The money makes the rules

Experts say that a lack of funding for local programs on the urban planning documentation development as well as programs on the creation and maintenance of an urban planning cadastre is a main problem of updating the documentation.

Oleh Kryvtsov believes that territorial schemes and general plans should be developed solely at the expense of local communities.

“Yes, there are the cases when the business pays for the development of general plans. But it often happens the way as in the saying – he who makes the money makes the rules, which in reality can turn into a dictate of business interests and ignoring the needs of communities. Therefore, it is very important that local self-government authorities take the initiative and provide funding,” Kryvtsov says.

Olena Shulyak also believes that local authorities can and should take on the responsibility for the development of updated urban planning documentation. The question is in the proactivity of these authorities themselves and the community that elected them.

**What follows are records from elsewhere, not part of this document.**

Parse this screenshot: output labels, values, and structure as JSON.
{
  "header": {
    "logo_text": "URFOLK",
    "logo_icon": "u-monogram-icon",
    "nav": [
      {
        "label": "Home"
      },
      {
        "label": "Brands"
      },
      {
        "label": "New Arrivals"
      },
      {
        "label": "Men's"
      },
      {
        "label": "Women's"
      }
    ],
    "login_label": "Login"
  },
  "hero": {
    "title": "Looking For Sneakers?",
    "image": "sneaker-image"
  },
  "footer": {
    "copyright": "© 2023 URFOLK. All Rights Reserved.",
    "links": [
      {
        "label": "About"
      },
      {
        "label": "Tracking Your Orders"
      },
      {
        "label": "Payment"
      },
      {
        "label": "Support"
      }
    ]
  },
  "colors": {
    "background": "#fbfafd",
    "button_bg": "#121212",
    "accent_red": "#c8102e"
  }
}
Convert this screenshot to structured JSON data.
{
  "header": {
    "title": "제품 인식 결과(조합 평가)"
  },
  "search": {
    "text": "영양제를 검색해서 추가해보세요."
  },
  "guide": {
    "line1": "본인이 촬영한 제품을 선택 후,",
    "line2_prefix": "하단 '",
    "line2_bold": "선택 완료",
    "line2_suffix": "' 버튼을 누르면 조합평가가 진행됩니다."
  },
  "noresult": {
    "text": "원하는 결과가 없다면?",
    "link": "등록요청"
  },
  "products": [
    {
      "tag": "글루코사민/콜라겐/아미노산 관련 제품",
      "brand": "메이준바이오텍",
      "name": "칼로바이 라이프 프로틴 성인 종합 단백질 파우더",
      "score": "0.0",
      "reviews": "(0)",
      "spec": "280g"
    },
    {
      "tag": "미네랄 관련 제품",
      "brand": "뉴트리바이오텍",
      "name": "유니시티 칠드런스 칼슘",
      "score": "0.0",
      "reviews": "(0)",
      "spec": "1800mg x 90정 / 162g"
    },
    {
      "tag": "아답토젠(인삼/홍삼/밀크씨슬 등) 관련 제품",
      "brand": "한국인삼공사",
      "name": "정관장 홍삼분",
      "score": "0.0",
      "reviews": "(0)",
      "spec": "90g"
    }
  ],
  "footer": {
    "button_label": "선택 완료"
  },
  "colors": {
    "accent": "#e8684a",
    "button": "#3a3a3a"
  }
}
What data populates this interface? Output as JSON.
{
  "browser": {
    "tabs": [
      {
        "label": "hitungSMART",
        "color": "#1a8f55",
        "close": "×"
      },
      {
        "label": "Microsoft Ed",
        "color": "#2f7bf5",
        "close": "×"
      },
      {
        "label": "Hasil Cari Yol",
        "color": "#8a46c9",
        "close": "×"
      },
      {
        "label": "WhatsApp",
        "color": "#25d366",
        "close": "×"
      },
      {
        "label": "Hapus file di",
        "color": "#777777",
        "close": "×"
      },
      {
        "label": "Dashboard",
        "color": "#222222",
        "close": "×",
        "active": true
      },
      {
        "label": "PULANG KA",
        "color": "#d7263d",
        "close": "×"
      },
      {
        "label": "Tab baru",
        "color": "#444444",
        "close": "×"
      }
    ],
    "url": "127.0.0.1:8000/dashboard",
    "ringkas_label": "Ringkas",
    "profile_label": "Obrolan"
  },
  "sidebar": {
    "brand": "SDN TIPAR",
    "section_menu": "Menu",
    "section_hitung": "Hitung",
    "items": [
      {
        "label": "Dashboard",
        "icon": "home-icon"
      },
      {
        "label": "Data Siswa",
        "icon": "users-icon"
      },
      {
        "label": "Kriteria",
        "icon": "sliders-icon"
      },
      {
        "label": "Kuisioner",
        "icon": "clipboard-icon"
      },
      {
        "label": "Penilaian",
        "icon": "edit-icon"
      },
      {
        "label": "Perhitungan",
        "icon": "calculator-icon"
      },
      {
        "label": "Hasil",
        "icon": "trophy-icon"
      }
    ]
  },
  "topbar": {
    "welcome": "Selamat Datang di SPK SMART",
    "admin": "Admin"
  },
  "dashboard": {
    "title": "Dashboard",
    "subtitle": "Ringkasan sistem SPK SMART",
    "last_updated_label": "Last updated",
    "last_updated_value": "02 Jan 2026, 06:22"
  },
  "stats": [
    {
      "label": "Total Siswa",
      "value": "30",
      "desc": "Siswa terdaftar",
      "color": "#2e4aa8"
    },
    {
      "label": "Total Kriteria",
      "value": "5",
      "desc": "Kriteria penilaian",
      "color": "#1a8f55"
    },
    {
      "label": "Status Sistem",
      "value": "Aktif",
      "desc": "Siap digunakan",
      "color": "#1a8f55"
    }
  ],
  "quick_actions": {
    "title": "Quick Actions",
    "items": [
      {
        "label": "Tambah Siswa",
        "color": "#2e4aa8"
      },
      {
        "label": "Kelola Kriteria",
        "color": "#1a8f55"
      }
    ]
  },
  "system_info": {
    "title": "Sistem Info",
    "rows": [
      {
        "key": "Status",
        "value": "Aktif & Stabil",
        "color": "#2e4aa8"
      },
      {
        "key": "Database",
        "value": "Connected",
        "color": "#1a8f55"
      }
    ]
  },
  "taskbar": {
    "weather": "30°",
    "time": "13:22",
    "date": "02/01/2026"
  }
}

Olena Shulyak said that the experts have collected all information on the pMAP platform as it is presented in web resources in the regions for now. But they hope that in the future, the regions will be involved in this initiative and change the situation for the better together. For this purpose, common standards on graphical and text content of this documentation are being developed now. In addition, they began to create profiles for the regions to allow local specialists publishing their information there in a single format independently. The Sumy region became a pilot region, and we hope to make sure in the near future that everything is possible if desired.

By Yanina Tkachuk